The Sony RX0 is compatible with just about any grip that folds out to a table-top tripod. But Sony makes one that adds a built in shutter release.
Grips that fold out to small table-top tripods are very common these days, and they come in useful if you’re looking for a versatile but lightweight option to take with you on the go.
The Sony RX0 will, of course, work with just about any of these convertible grips/tripods because it uses a standard 1/4-20 tripod attachment. So there’s no reason you have to use a dedicated one. But Sony makes a small model that makes a particularly good pairing because it adds an extra trick–it has a built-in remote shutter.
Its model number is VCT-SGR1 and Sony has priced them at just under $100, which is much higher than your run-of-the-mill grip/tripod.
It works with several Sony camera models, including cameras like the a6000 or a6500, but I’ve been using it with the Sony RX0, which is about the perfect sized camera for this tiny grip and stand. Some of the larger camera, especially with longer lenses, can become unwieldy with the very narrow center of gravity of this tiny stand.
It’s very straightforward to use. You simply plug in the attached micro-USB cable to the camera.
There are two shutter buttons, one for shooting stills and the other for starting and stopping the video recording. In addition to the convenience of a more comfortably-placed shutter that is less likely to cause bumps than reaching to the top of the camera, you also get a small but useful feature that you don’t get on the camera itself. That is, if you’re going back and forward between stills and video, you don’t have to go back through the menu system every time you switch, as you do if you’re using the camera by itself. Just pushing one or other of the shutters will start that mode.
There’s also a zoom rocker in the middle, but that doesn’t do anything on the RX0 because it has a fixed prime lens.
The RX0 by itself is waterproof. But that’s not true with the doors open, which you have to do to attach the micro-USB cable. So this is not a good option in damp or dusty conditions. Technically, you could remove the cable from the camera, seal up the door, and just use it as a grip or tripod without the shutter functionality, but that’s still going to leave the micro-USB plug exposed.
In addition to the grip/stand, it comes with a lightweight wrist strap that can be threaded through the bottom of one of the legs and a soft pouch.
The cable is attached to the stand and isn’t removable.
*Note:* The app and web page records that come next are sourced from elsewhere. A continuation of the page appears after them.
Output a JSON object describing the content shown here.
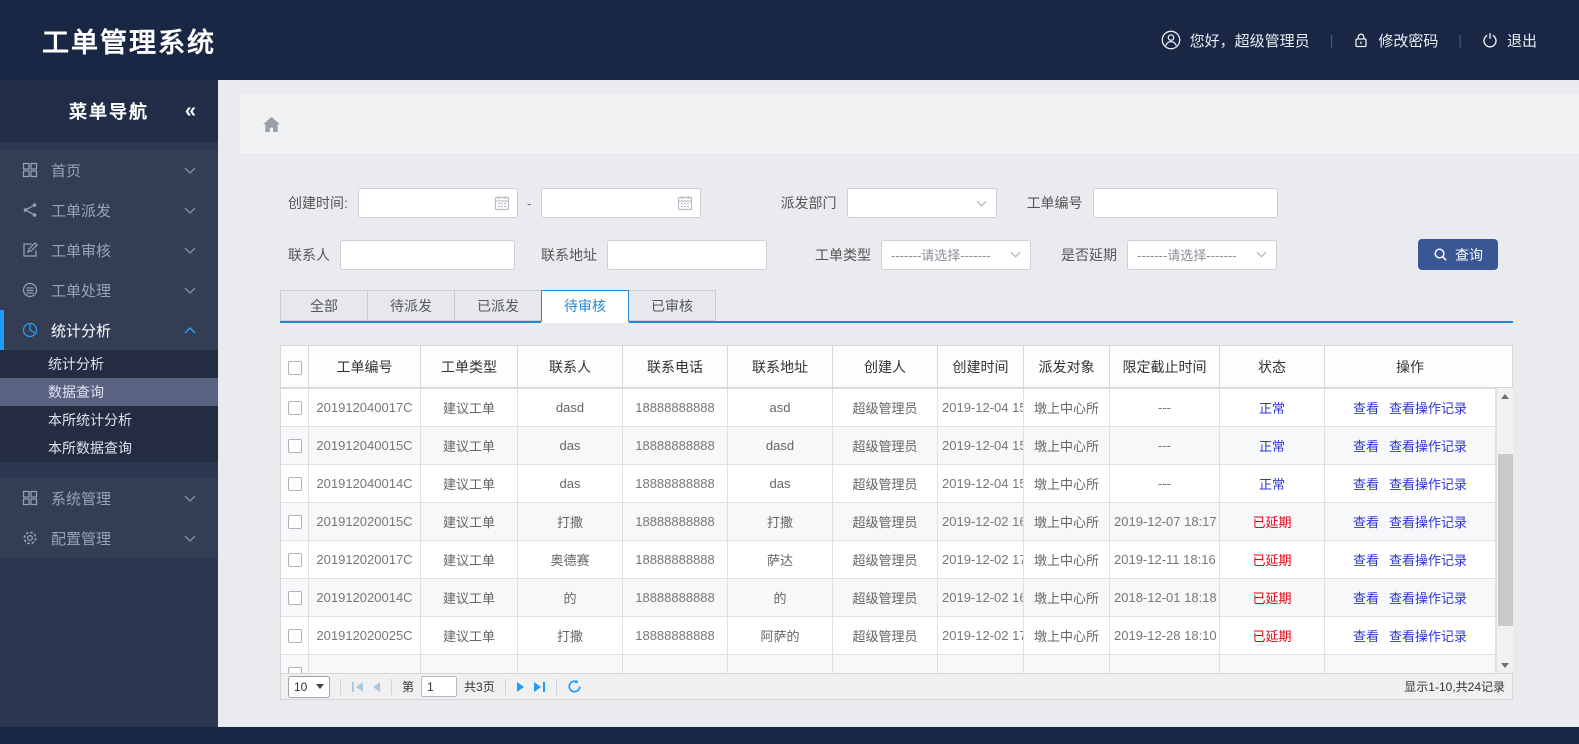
{
  "header": {
    "title": "工单管理系统",
    "greeting": "您好，超级管理员",
    "change_password": "修改密码",
    "logout": "退出",
    "icons": [
      "user-circle-icon",
      "lock-icon",
      "power-icon"
    ]
  },
  "sidebar": {
    "title": "菜单导航",
    "collapse_glyph": "«",
    "items": [
      {
        "label": "首页",
        "icon": "grid-icon"
      },
      {
        "label": "工单派发",
        "icon": "share-icon"
      },
      {
        "label": "工单审核",
        "icon": "edit-icon"
      },
      {
        "label": "工单处理",
        "icon": "process-icon"
      },
      {
        "label": "统计分析",
        "icon": "pie-chart-icon",
        "active": true,
        "expanded": true
      },
      {
        "label": "系统管理",
        "icon": "apps-icon"
      },
      {
        "label": "配置管理",
        "icon": "gear-icon"
      }
    ],
    "statistics_children": [
      "统计分析",
      "数据查询",
      "本所统计分析",
      "本所数据查询"
    ],
    "selected_child": "数据查询"
  },
  "filters": {
    "created_time_label": "创建时间:",
    "date_from_value": "",
    "date_to_value": "",
    "range_separator": "-",
    "dispatch_dept_label": "派发部门",
    "dispatch_dept_value": "",
    "order_no_label": "工单编号",
    "order_no_value": "",
    "contact_label": "联系人",
    "contact_value": "",
    "address_label": "联系地址",
    "address_value": "",
    "order_type_label": "工单类型",
    "order_type_value": "-------请选择-------",
    "delayed_label": "是否延期",
    "delayed_value": "-------请选择-------",
    "search_button": "查询"
  },
  "tabs": {
    "items": [
      "全部",
      "待派发",
      "已派发",
      "待审核",
      "已审核"
    ],
    "active": "待审核"
  },
  "table": {
    "columns": [
      "工单编号",
      "工单类型",
      "联系人",
      "联系电话",
      "联系地址",
      "创建人",
      "创建时间",
      "派发对象",
      "限定截止时间",
      "状态",
      "操作"
    ],
    "actions": {
      "view": "查看",
      "view_log": "查看操作记录"
    },
    "rows": [
      {
        "no": "201912040017C",
        "type": "建议工单",
        "contact": "dasd",
        "phone": "18888888888",
        "address": "asd",
        "creator": "超级管理员",
        "created": "2019-12-04 15",
        "target": "墩上中心所",
        "deadline": "---",
        "status": "正常",
        "status_type": "normal"
      },
      {
        "no": "201912040015C",
        "type": "建议工单",
        "contact": "das",
        "phone": "18888888888",
        "address": "dasd",
        "creator": "超级管理员",
        "created": "2019-12-04 15",
        "target": "墩上中心所",
        "deadline": "---",
        "status": "正常",
        "status_type": "normal"
      },
      {
        "no": "201912040014C",
        "type": "建议工单",
        "contact": "das",
        "phone": "18888888888",
        "address": "das",
        "creator": "超级管理员",
        "created": "2019-12-04 15",
        "target": "墩上中心所",
        "deadline": "---",
        "status": "正常",
        "status_type": "normal"
      },
      {
        "no": "201912020015C",
        "type": "建议工单",
        "contact": "打撒",
        "phone": "18888888888",
        "address": "打撒",
        "creator": "超级管理员",
        "created": "2019-12-02 16",
        "target": "墩上中心所",
        "deadline": "2019-12-07 18:17",
        "status": "已延期",
        "status_type": "delayed"
      },
      {
        "no": "201912020017C",
        "type": "建议工单",
        "contact": "奥德赛",
        "phone": "18888888888",
        "address": "萨达",
        "creator": "超级管理员",
        "created": "2019-12-02 17",
        "target": "墩上中心所",
        "deadline": "2019-12-11 18:16",
        "status": "已延期",
        "status_type": "delayed"
      },
      {
        "no": "201912020014C",
        "type": "建议工单",
        "contact": "的",
        "phone": "18888888888",
        "address": "的",
        "creator": "超级管理员",
        "created": "2019-12-02 16",
        "target": "墩上中心所",
        "deadline": "2018-12-01 18:18",
        "status": "已延期",
        "status_type": "delayed"
      },
      {
        "no": "201912020025C",
        "type": "建议工单",
        "contact": "打撒",
        "phone": "18888888888",
        "address": "阿萨的",
        "creator": "超级管理员",
        "created": "2019-12-02 17",
        "target": "墩上中心所",
        "deadline": "2019-12-28 18:10",
        "status": "已延期",
        "status_type": "delayed"
      },
      {
        "no": "",
        "type": "",
        "contact": "",
        "phone": "",
        "address": "",
        "creator": "",
        "created": "",
        "target": "",
        "deadline": "",
        "status": "",
        "status_type": "",
        "partial": true
      }
    ]
  },
  "pagination": {
    "page_size": "10",
    "page_label_prefix": "第",
    "current_page": "1",
    "total_pages_label": "共3页",
    "summary": "显示1-10,共24记录"
  },
  "colors": {
    "header_navy": "#1a2744",
    "accent_blue": "#1e9dff",
    "tab_blue": "#2888cf",
    "link_blue": "#2f35d8",
    "danger_red": "#e60012",
    "search_button_navy": "#3a5795"
  }
}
Unlike most other remove shutters, this one doesn’t need its own battery power, so you don’t need to pick up batteries for it.
While using it, I couldn’t think that there were ways that it could be improved. For what it’s worth, here are some ideas: